PROBLEM STATEMENT.
The word "pushed" occurs in some of the lines below; copy each of those lines.
*** Opening of RECORDED DATA ***
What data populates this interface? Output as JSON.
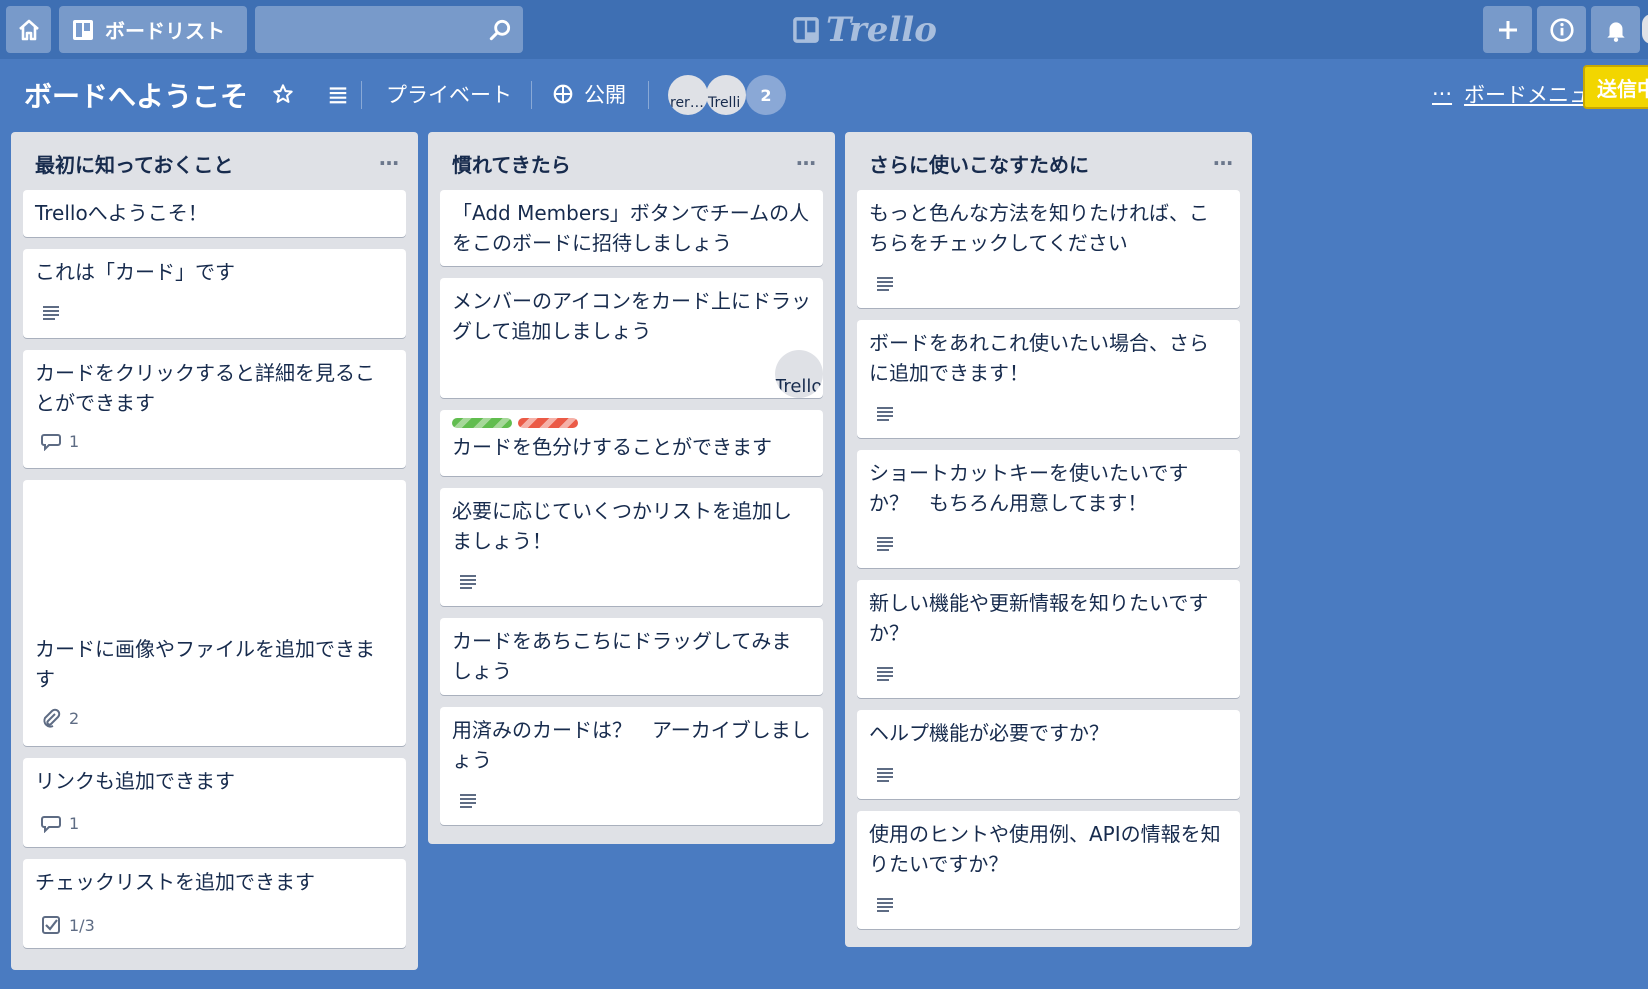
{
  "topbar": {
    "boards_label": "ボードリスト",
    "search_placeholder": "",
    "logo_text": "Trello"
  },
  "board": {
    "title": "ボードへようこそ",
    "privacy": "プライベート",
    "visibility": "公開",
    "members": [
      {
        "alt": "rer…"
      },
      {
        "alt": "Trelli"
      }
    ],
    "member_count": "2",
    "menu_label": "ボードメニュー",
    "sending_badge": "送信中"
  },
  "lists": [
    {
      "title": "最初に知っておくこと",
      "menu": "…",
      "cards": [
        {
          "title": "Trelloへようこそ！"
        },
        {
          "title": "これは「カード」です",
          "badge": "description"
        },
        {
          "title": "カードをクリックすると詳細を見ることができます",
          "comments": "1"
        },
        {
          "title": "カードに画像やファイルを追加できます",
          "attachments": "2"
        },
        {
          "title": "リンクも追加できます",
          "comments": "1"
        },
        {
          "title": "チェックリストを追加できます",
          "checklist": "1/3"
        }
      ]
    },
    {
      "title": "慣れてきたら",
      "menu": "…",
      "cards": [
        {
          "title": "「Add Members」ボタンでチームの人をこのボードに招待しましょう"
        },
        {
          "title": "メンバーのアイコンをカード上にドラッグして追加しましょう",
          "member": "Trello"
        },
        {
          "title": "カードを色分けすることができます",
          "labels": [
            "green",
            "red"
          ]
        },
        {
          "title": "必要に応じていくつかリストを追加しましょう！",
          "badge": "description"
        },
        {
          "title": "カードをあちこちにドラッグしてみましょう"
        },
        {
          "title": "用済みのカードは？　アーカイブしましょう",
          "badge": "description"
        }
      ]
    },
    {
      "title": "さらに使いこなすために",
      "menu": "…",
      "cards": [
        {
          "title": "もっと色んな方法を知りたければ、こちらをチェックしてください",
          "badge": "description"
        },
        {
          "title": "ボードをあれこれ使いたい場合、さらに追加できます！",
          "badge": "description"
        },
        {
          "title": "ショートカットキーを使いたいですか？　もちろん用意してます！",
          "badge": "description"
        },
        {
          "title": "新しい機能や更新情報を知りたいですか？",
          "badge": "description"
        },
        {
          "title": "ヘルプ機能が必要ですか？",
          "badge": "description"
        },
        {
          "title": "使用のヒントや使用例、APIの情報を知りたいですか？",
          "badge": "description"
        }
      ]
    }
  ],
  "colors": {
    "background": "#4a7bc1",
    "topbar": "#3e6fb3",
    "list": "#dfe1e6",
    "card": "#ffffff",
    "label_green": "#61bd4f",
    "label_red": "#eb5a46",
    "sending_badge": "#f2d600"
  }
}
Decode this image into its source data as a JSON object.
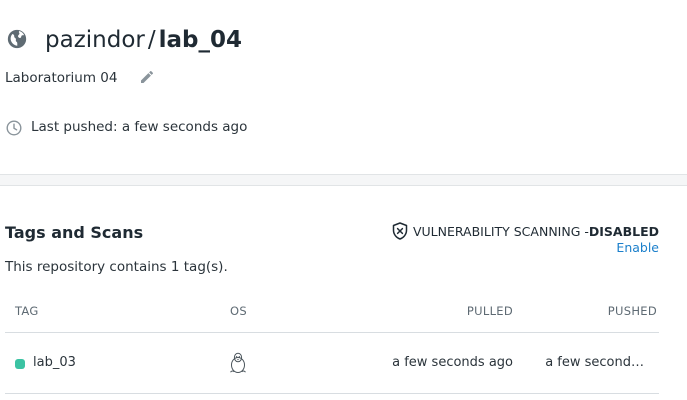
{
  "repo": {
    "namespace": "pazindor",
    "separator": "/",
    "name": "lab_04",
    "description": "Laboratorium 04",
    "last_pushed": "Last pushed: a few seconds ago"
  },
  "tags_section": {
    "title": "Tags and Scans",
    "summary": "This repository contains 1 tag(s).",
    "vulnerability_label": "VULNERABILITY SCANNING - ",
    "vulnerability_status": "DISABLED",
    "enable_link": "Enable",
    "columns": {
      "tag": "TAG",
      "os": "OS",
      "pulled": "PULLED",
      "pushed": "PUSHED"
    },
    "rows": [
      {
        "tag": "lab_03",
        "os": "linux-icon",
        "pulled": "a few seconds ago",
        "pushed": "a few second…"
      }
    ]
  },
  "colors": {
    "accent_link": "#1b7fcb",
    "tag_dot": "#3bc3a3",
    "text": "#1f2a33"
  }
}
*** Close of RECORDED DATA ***
ANSWER FOR THE TASK.
    "last_pushed": "Last pushed: a few seconds ago"
      "pushed": "PUSHED"
        "pushed": "a few second…"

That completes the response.